=== Provided entries ===

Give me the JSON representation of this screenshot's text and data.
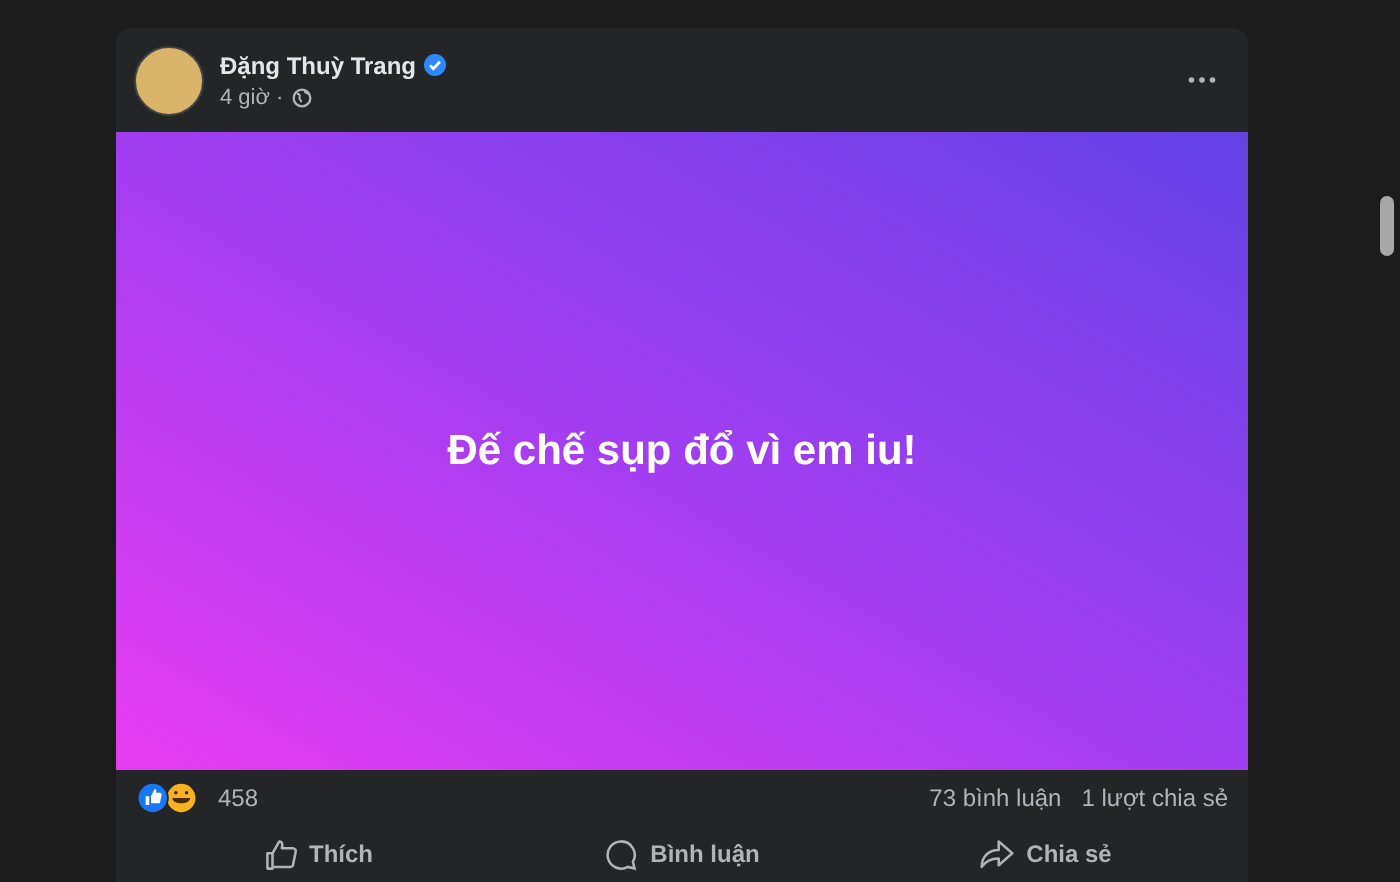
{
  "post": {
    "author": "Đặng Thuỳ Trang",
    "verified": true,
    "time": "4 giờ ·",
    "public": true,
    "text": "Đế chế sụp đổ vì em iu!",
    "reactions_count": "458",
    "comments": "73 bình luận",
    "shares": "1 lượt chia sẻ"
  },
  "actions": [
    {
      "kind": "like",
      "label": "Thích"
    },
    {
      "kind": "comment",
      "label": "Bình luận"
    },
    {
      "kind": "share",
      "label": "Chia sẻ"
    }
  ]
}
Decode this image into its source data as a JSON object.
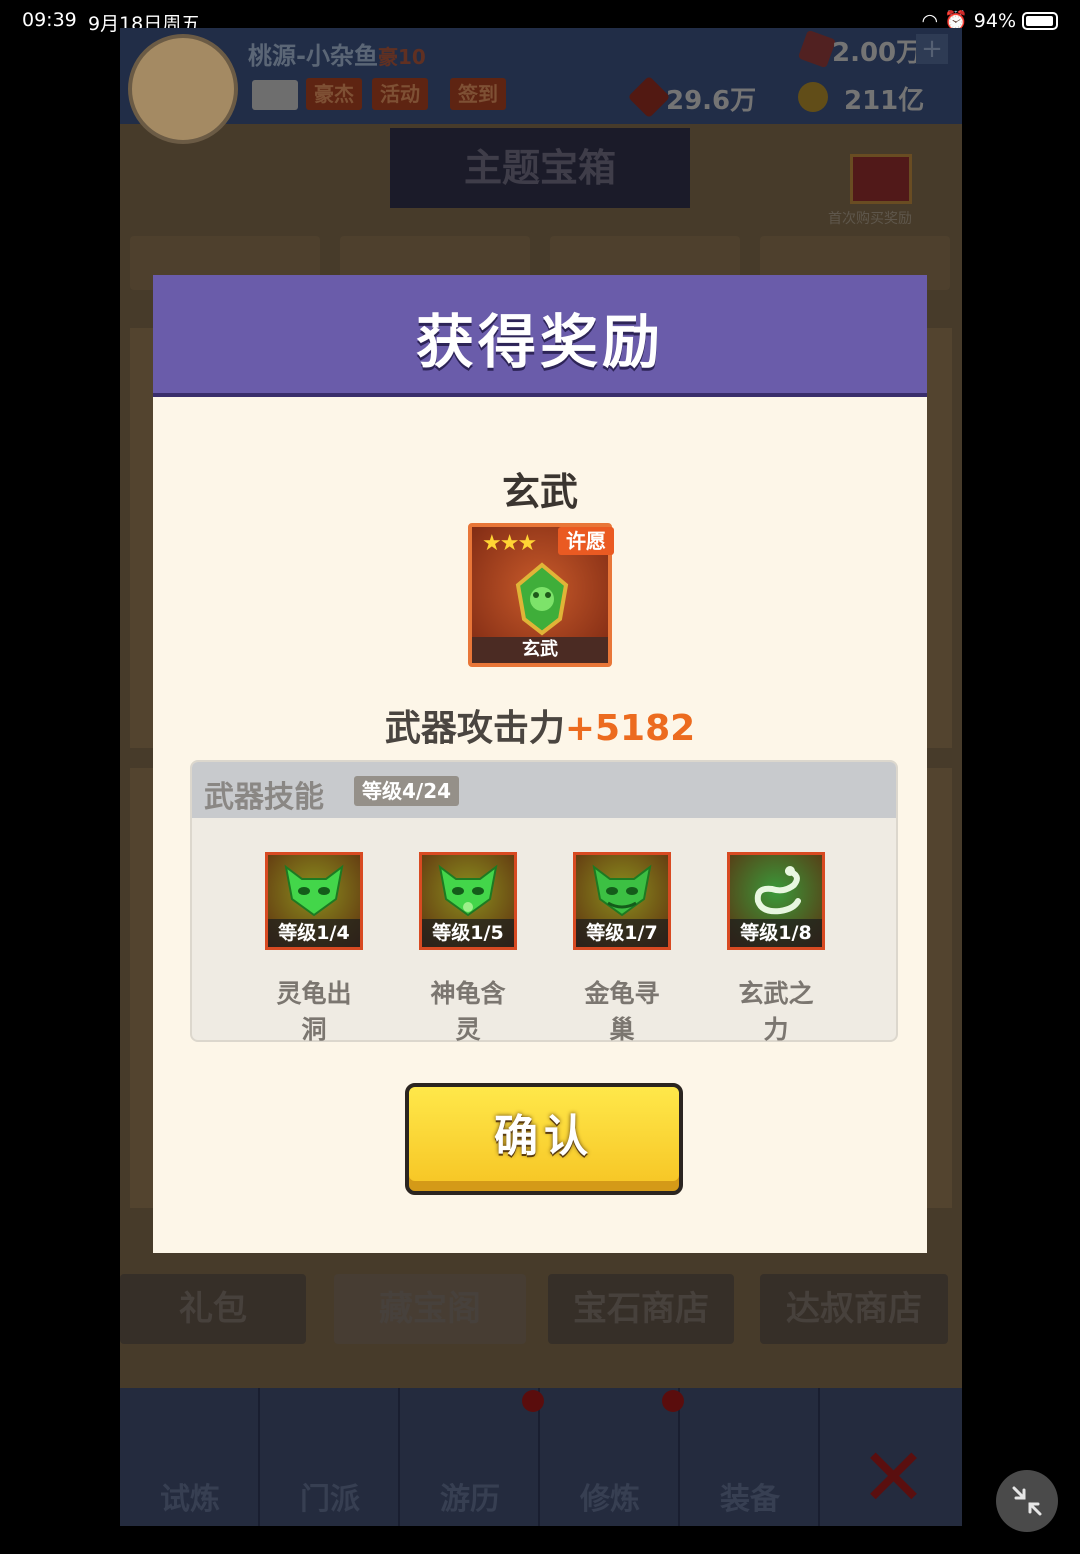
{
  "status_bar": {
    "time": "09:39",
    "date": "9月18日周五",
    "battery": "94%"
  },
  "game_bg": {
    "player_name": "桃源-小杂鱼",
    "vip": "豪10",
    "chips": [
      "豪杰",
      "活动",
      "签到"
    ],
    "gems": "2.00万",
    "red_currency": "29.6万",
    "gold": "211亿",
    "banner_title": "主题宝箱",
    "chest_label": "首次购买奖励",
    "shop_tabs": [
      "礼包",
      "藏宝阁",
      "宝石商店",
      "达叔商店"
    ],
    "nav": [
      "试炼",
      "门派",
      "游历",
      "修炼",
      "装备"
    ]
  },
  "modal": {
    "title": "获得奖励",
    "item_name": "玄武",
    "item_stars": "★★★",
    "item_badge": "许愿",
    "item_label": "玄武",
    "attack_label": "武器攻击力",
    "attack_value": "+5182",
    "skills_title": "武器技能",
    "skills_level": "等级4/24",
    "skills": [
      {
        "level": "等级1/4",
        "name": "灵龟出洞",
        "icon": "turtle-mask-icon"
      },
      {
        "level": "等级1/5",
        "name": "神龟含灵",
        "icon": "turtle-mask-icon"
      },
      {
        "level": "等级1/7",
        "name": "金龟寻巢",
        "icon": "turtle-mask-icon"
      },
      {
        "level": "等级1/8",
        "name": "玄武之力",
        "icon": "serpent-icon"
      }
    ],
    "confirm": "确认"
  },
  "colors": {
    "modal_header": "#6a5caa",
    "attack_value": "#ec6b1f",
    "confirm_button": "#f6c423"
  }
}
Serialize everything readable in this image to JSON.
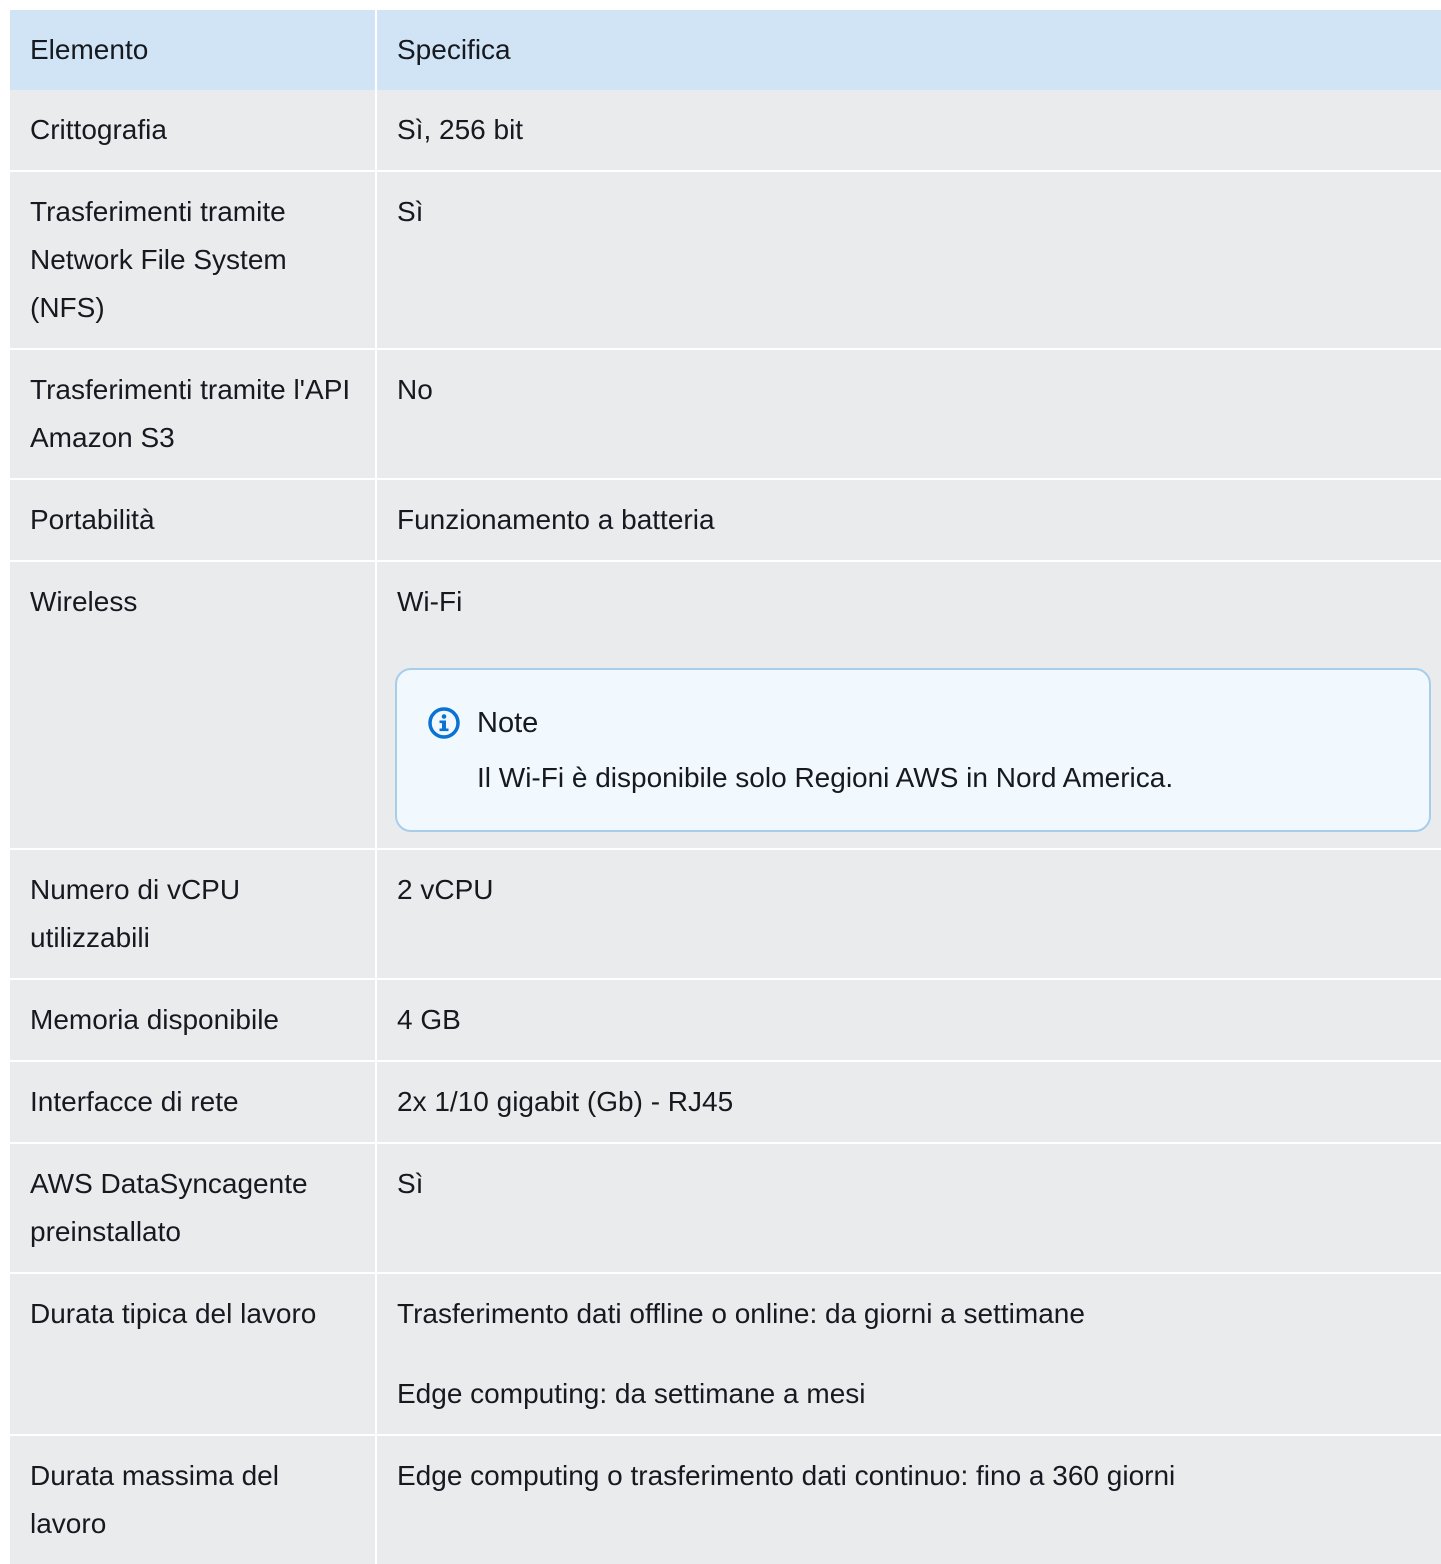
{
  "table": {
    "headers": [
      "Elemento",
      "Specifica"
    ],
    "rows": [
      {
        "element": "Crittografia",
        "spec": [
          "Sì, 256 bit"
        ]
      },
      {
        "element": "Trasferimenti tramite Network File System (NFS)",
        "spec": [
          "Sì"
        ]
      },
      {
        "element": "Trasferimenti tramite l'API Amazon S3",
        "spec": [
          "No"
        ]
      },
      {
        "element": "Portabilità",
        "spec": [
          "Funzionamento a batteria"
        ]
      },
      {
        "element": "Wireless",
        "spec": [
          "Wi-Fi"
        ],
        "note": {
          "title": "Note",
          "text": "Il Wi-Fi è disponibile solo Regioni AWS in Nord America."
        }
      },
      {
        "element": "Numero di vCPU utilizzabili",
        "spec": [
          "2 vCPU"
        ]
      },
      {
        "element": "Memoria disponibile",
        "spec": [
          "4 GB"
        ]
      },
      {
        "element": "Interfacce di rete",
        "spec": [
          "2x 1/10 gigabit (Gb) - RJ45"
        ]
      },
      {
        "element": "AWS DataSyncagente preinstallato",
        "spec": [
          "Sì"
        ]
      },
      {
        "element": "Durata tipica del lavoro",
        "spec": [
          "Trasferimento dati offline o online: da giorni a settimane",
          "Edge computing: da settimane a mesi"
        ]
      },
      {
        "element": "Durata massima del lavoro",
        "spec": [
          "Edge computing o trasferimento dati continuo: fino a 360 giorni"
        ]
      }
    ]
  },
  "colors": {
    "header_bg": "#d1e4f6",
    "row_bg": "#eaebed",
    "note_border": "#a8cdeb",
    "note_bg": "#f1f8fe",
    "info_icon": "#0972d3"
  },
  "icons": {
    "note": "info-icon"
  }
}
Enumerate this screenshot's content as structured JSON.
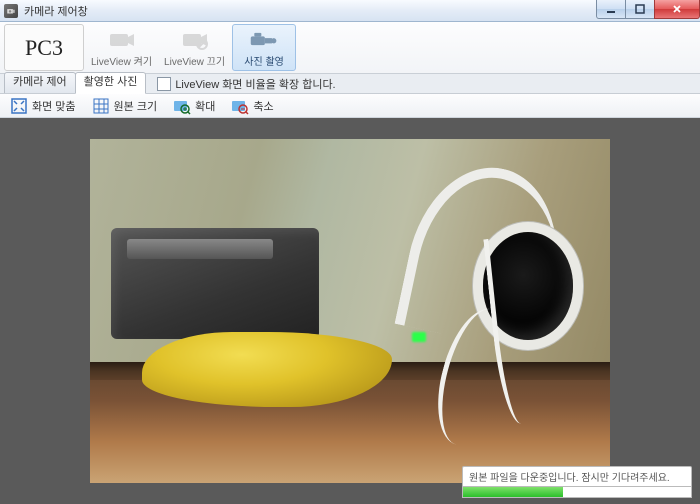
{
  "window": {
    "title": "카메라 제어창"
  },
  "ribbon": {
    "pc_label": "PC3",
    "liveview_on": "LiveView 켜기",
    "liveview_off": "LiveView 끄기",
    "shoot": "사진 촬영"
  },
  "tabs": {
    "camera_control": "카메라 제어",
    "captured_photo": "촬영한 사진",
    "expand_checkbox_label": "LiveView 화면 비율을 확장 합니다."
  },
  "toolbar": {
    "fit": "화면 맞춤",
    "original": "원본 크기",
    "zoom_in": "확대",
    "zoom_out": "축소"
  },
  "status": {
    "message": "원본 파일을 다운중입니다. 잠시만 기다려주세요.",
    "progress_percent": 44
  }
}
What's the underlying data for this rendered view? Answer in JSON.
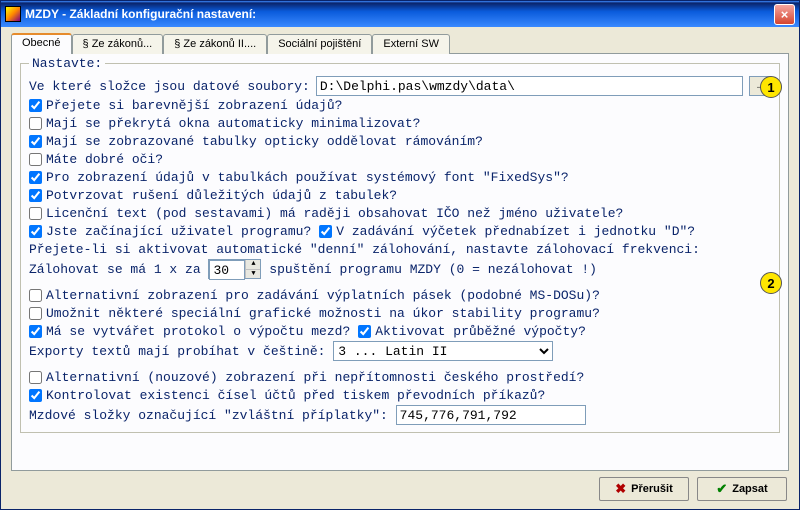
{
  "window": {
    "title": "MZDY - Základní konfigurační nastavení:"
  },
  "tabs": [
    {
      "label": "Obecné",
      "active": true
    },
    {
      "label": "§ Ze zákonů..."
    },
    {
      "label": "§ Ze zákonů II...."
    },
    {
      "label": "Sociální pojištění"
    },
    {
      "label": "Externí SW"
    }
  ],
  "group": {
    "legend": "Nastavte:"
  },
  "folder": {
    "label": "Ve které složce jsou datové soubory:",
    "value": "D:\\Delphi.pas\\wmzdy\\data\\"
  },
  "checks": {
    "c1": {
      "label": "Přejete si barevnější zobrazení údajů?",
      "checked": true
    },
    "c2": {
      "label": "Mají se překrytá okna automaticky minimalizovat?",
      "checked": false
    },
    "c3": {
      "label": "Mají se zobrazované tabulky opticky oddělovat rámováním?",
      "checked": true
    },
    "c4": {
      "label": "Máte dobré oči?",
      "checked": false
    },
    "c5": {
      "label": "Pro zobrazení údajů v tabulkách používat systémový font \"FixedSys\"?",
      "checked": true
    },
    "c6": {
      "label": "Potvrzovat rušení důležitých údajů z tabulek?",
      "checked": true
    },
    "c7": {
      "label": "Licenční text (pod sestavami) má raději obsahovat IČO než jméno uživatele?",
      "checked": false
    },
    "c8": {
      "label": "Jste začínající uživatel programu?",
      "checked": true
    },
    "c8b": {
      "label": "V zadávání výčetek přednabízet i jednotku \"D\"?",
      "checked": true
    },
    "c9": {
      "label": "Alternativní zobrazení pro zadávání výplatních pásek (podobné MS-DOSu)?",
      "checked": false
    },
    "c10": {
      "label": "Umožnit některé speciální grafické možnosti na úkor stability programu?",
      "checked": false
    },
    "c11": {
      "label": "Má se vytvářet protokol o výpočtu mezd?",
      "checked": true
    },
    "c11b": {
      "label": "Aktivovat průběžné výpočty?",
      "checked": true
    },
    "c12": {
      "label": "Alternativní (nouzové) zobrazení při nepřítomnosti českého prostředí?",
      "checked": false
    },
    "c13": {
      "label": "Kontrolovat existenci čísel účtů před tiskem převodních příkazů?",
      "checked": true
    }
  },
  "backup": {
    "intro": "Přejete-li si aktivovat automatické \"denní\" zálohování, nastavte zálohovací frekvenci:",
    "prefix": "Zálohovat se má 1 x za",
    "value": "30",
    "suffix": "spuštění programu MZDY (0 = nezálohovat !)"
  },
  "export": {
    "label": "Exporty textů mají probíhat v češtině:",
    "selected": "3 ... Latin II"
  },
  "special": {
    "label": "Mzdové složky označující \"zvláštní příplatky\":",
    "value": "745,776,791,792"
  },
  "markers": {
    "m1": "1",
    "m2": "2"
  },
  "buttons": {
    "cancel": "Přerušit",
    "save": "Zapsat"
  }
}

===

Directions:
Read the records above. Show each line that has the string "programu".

Result of the exercise:
      "label": "Jste začínající uživatel programu?",
      "label": "Umožnit některé speciální grafické možnosti na úkor stability programu?",
    "suffix": "spuštění programu MZDY (0 = nezálohovat !)"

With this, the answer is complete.